Hugs can just make a person feel better. Clinical psychologist Lisa Damour explains, “Good contact helps soothe the nervous system and plays an important role in regulating emotions.”
During the challenging times of the pandemic, it could be argued that many children and adults need hugs now more than ever. But physical affection is hard to come by as people keep their distance from one another to avoid getting sick. Damour says without as many playdates, sports, and opportunities for community contact, many children could be getting the physical contact they need from their immediate families, but not all families have the same culture around hugs, so some families could be missing signs their children need a little extra affection.
Clinical psychologist Sheri Madigan says you can always ask your kids what they need. She explains, “It is as simple as saying, to younger kids, ‘Do you want to cuddle?’ And make it clear that you will take no for an answer. No hard feelings. For teenagers, especially if they are hurting, I think it is great to say, ‘Can I give you a hug?’”

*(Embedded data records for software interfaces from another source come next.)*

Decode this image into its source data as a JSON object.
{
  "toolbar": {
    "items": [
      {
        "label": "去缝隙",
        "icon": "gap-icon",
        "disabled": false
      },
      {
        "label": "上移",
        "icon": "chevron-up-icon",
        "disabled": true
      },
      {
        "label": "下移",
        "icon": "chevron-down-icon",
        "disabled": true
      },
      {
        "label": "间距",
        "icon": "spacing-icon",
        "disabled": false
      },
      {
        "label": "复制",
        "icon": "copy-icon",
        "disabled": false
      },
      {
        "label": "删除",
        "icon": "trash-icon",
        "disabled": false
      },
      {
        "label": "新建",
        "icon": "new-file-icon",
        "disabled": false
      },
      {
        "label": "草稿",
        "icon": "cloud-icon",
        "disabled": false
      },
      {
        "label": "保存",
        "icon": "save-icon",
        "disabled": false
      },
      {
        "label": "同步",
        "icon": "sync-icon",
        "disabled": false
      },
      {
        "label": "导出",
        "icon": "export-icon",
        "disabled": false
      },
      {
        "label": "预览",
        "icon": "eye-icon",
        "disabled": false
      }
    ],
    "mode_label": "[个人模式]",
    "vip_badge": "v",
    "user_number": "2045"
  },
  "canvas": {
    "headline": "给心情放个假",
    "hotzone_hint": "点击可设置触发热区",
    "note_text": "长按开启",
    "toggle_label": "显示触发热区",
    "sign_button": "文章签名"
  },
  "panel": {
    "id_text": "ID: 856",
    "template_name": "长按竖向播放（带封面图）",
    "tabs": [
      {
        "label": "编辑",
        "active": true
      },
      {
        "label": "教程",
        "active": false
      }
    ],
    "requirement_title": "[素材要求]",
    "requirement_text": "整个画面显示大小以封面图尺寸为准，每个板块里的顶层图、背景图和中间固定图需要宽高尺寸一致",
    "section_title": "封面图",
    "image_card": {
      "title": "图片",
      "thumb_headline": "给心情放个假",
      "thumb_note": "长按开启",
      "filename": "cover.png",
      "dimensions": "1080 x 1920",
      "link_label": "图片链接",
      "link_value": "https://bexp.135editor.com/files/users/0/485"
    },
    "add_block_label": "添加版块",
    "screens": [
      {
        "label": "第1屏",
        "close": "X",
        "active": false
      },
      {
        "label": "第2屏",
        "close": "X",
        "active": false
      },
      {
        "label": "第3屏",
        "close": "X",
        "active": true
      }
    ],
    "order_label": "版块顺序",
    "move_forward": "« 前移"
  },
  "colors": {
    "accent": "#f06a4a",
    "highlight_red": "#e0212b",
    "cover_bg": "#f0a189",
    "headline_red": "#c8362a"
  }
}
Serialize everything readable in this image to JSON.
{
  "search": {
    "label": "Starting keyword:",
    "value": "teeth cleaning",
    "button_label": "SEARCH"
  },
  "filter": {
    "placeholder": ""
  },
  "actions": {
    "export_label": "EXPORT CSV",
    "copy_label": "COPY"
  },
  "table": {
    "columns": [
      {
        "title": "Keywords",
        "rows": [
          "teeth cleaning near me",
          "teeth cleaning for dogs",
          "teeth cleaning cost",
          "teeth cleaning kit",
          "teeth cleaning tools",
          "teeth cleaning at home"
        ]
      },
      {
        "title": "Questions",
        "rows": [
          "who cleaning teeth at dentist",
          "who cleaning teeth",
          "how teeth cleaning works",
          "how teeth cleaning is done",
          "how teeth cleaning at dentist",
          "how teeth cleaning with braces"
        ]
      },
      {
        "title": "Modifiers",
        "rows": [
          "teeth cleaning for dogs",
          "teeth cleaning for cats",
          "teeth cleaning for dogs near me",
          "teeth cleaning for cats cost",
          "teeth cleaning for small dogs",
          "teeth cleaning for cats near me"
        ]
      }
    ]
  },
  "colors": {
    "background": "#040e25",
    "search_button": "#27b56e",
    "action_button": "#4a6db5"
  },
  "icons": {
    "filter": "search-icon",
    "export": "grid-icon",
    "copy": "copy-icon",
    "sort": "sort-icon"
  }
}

There are also other ways to show affection to a child, including leaving a little love note in their lunch box, cramming out the couch of a movie, or even climbing into a blanket fort together. The experts add that one of the most important components of good, helpful physical affection is ensuring that it’s driven by the child, and not just a hug because the parent or caregiver wants one. (CNN)